And for actual drive-ins, which viewers attend from the comfort (and heat) of their own cars, radio transmitters can be found for quite cheap and generally hook into a computer’s audio jack. “The radio transmitter worked magic,” said Jasmina of her experience. “You have amazing surround sound in your car and don’t upset your neighbors.”
For those looking to rent speakers, projectors or screens, Brooklyn-based nonprofit Rooftop Films has affordable deals.
With the exception of a torrential downpour, “weather shouldn’t stop you,” said Jordan. “It can actually be one of the most magical things in the world, watching a movie outdoors in the rain.”
In case of precipitation, just protect the electronics (Jordan has personally had success strapping an umbrella to a projector) and don’t worry about the screen: “Fabric can get wet and dry just fine.”
As for winterizing a setup, Syndicated has two different types of heating for their cold-weather strategy: infrared heat lamps mounted in its seating area and propane heat lamps on the sidewalks. “They’re both warm and good for anywhere from, like, 40- to 60-degree weather,” said Chung. “Electric heat lamps will cost more up front, but the propane, you have to replace the tanks pretty often,” he added — a significant cost and inconvenience.
There are some nuanced laws surrounding public gatherings and projections to keep in mind. For instance, it is illegal to project across a roadway or water, which could blind a driver or boater and cause a wreck, said Jordan.
Also, “if you’re in a public space, you legally have to have permission from the building owner,” said Jordan, although permission can often be quickly achieved by asking.
Municipal law dictates not blocking streets or sidewalks, and be wary of large radio transmitters, the operation of which is a federal crime under Federal Communications Commission (FCC) regulations.

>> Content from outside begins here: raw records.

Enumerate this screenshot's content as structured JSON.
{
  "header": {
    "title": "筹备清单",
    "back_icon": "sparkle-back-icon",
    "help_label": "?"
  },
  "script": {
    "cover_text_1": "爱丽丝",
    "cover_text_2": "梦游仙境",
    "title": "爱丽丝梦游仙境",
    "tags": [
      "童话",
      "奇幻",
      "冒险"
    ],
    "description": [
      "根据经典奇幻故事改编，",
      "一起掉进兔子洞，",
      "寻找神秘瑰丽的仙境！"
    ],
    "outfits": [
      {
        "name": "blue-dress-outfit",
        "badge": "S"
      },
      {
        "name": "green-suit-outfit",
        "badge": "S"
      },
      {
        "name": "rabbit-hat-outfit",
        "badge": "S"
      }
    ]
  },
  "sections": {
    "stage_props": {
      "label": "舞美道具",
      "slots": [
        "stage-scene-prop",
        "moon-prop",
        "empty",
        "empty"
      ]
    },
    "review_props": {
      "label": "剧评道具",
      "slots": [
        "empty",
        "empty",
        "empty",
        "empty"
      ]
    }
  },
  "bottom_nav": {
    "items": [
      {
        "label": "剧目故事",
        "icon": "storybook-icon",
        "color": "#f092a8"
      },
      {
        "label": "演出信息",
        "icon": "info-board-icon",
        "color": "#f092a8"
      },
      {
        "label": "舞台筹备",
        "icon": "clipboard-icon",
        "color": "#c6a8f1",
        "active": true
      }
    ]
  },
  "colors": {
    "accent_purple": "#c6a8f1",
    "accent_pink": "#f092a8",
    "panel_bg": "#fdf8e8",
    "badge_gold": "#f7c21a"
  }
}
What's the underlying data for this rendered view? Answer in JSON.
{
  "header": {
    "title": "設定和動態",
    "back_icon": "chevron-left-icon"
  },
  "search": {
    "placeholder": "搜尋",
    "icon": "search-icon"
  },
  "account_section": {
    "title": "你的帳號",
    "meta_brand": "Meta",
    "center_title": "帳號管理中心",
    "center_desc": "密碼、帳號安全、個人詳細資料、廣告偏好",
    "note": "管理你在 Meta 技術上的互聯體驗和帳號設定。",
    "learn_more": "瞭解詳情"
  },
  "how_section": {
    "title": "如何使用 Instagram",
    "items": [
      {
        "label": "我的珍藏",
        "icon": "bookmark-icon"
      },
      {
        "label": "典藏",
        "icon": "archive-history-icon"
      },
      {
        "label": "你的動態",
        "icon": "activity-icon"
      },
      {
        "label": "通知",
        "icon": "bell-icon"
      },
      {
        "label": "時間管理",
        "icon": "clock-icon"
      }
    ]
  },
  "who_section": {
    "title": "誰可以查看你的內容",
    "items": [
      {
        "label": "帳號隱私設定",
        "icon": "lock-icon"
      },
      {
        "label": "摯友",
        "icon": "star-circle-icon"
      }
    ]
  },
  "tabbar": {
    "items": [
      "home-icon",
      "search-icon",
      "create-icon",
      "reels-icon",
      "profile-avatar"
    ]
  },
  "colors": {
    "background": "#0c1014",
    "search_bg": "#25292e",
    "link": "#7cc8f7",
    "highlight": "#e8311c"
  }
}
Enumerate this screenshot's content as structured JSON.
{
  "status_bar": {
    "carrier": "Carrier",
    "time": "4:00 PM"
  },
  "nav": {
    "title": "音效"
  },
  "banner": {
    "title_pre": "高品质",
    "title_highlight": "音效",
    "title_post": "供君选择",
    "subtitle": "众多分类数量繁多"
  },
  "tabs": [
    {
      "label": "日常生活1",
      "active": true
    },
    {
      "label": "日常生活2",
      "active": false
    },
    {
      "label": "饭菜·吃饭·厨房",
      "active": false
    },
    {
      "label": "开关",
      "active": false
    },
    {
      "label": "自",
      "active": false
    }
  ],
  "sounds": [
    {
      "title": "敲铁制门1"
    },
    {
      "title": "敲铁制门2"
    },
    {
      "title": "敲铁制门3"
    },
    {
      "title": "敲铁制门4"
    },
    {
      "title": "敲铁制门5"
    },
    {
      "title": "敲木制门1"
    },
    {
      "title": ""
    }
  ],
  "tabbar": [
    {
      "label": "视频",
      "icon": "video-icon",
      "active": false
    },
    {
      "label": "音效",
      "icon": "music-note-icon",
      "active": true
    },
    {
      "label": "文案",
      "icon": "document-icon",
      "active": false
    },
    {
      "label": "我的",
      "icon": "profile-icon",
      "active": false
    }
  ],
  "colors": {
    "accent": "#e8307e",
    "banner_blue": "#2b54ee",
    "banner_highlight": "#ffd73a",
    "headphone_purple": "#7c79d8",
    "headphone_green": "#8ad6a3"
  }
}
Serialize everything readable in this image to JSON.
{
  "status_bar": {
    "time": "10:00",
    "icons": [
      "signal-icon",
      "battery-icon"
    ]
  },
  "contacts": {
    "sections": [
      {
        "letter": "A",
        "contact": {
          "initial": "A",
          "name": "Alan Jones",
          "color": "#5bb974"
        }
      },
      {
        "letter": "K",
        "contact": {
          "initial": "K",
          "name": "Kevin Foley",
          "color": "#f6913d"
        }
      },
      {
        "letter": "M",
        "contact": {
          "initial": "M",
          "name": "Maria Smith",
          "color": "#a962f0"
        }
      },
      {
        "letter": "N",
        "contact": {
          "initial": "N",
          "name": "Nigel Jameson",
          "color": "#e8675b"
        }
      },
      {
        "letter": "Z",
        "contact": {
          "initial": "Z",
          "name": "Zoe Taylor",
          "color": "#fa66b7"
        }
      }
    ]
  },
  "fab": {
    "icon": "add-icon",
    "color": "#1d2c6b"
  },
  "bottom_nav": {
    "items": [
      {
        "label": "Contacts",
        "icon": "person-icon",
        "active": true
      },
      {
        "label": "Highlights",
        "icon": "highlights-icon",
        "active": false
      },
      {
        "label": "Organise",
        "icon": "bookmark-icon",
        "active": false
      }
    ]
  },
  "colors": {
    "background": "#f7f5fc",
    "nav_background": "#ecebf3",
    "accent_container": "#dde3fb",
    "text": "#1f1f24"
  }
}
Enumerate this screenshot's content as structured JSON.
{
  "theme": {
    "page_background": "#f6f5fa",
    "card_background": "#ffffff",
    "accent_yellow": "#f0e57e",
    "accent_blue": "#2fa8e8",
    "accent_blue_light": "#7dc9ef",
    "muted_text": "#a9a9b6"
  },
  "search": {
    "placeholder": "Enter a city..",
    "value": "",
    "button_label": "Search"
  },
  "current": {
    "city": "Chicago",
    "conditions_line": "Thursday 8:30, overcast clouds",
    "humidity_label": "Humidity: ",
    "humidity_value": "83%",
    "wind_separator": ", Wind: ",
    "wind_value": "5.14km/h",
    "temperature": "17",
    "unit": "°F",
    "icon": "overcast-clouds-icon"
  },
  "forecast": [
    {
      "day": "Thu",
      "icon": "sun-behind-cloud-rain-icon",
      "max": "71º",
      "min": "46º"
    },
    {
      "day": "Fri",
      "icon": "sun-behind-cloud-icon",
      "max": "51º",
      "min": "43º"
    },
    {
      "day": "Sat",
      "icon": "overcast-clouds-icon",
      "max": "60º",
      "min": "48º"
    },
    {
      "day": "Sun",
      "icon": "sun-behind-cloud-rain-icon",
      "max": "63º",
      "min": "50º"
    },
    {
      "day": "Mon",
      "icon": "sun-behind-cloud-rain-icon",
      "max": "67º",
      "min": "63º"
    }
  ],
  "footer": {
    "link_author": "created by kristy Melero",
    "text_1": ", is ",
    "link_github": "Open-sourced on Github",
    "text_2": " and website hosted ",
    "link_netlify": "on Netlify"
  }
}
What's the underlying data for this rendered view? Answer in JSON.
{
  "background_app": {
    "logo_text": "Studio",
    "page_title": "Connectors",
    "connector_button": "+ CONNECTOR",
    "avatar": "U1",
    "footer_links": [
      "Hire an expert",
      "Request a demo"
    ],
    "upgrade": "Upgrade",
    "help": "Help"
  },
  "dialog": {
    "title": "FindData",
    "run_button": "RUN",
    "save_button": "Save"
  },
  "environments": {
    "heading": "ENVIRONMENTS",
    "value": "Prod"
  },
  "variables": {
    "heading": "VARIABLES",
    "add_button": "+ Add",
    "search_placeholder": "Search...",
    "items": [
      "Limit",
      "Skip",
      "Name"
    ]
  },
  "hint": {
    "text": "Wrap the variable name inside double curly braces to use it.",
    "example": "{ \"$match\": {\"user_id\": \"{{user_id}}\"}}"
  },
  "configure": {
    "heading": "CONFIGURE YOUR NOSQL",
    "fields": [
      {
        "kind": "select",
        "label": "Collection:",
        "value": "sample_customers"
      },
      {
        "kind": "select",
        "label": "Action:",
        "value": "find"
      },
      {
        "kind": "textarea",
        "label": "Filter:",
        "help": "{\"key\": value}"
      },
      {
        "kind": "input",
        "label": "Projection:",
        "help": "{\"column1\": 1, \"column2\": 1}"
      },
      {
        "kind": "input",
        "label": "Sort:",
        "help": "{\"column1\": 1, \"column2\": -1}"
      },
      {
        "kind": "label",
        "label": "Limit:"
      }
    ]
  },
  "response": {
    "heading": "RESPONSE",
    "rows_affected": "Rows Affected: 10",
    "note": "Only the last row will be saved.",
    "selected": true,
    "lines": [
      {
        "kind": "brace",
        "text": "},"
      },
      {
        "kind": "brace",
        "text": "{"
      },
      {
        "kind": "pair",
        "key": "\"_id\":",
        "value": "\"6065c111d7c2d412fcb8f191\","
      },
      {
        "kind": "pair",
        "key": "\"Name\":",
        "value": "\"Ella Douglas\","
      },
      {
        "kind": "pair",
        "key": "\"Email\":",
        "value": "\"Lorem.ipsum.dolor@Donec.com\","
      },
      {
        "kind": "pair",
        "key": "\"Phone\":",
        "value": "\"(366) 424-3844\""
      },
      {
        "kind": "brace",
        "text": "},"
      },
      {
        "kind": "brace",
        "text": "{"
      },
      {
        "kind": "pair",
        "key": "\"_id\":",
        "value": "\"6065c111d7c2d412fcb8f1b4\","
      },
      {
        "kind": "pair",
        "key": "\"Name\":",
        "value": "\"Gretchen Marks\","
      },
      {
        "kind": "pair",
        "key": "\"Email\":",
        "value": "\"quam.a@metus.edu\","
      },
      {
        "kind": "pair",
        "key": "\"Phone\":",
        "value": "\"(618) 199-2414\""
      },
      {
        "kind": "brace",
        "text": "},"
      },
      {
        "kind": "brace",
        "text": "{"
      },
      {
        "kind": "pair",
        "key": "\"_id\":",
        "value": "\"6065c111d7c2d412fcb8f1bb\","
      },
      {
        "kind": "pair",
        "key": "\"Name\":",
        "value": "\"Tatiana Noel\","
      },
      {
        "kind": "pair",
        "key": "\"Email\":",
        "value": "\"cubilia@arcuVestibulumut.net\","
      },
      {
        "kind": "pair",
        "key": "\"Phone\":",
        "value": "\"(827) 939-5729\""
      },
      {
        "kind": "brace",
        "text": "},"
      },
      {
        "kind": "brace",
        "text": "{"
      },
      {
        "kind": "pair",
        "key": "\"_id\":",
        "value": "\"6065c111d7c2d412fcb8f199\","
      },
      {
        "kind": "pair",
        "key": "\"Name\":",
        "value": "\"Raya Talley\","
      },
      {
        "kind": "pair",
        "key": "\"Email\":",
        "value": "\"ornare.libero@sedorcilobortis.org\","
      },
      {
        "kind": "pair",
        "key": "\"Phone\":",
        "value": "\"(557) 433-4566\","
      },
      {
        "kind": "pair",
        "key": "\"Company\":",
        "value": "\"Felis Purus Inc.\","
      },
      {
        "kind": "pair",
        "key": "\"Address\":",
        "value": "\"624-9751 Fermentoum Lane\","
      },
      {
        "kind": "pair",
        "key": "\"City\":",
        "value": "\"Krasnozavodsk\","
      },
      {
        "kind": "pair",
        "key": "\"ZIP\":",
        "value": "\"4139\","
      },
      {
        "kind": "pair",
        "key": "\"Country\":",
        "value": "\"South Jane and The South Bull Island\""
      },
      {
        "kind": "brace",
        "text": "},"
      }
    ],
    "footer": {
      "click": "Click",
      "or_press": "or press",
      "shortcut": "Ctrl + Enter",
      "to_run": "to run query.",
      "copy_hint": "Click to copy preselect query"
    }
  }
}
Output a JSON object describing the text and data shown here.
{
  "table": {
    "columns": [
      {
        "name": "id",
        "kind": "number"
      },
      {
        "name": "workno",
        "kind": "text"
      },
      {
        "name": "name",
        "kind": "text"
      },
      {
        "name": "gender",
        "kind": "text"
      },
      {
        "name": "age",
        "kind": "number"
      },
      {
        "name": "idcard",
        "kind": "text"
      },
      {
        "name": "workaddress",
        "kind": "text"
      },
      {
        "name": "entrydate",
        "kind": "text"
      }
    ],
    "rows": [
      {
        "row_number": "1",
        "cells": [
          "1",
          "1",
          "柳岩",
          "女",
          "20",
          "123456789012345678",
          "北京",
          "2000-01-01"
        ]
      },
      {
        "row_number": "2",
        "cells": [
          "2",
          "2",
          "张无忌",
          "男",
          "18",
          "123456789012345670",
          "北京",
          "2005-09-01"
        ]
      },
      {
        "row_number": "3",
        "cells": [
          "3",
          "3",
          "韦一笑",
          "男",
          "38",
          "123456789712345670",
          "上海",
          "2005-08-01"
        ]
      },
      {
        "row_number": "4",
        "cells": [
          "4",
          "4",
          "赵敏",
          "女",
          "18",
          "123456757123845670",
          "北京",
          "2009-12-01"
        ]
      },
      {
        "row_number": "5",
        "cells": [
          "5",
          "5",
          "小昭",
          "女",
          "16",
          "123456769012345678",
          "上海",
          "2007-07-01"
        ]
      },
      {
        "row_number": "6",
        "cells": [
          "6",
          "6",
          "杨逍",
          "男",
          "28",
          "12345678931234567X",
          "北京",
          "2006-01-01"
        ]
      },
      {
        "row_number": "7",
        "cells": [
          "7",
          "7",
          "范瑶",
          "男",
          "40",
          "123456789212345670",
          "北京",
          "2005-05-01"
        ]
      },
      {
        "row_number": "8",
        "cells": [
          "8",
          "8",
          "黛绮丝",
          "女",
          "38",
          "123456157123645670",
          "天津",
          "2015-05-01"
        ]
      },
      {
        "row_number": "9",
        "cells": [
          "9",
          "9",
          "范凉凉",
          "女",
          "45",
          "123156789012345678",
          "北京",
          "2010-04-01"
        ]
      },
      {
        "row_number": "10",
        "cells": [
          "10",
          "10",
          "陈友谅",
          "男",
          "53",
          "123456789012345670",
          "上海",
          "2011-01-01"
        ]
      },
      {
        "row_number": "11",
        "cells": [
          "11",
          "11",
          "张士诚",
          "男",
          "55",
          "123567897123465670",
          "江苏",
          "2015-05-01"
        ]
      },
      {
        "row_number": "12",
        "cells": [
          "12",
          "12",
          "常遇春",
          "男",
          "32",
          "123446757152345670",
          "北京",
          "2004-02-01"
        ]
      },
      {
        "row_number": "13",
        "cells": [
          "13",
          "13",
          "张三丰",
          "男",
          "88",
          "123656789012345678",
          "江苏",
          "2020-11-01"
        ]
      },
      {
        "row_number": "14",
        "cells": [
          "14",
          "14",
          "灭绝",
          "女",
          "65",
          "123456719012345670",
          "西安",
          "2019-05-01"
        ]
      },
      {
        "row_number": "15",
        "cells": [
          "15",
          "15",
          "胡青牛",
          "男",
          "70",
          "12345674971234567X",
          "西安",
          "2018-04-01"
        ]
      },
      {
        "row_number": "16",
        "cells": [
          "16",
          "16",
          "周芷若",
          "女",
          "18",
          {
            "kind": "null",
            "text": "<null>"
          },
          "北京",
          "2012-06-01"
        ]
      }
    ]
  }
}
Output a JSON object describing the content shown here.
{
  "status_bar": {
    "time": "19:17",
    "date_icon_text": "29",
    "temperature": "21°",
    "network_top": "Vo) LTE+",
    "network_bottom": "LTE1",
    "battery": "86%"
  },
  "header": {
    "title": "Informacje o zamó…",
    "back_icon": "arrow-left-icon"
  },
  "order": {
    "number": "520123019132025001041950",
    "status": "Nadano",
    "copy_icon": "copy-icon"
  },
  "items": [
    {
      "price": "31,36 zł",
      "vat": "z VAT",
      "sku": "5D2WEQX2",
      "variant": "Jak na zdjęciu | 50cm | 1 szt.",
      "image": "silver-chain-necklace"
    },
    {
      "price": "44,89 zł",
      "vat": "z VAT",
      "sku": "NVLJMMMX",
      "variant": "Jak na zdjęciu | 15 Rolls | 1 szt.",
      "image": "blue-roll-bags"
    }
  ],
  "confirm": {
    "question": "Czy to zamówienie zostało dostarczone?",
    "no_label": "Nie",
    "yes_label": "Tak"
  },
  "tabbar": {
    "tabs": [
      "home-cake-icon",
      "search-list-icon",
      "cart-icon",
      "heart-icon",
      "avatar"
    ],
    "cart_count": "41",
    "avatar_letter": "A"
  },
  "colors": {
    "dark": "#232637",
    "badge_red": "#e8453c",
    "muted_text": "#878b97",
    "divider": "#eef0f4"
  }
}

Finally, “it’s a really bad idea to do any advertising, because that’s then considered illuminated signage and you’re not going to get permission for that,” said Jordan. All illuminated signs in NYC require permits.
This content was originally published here.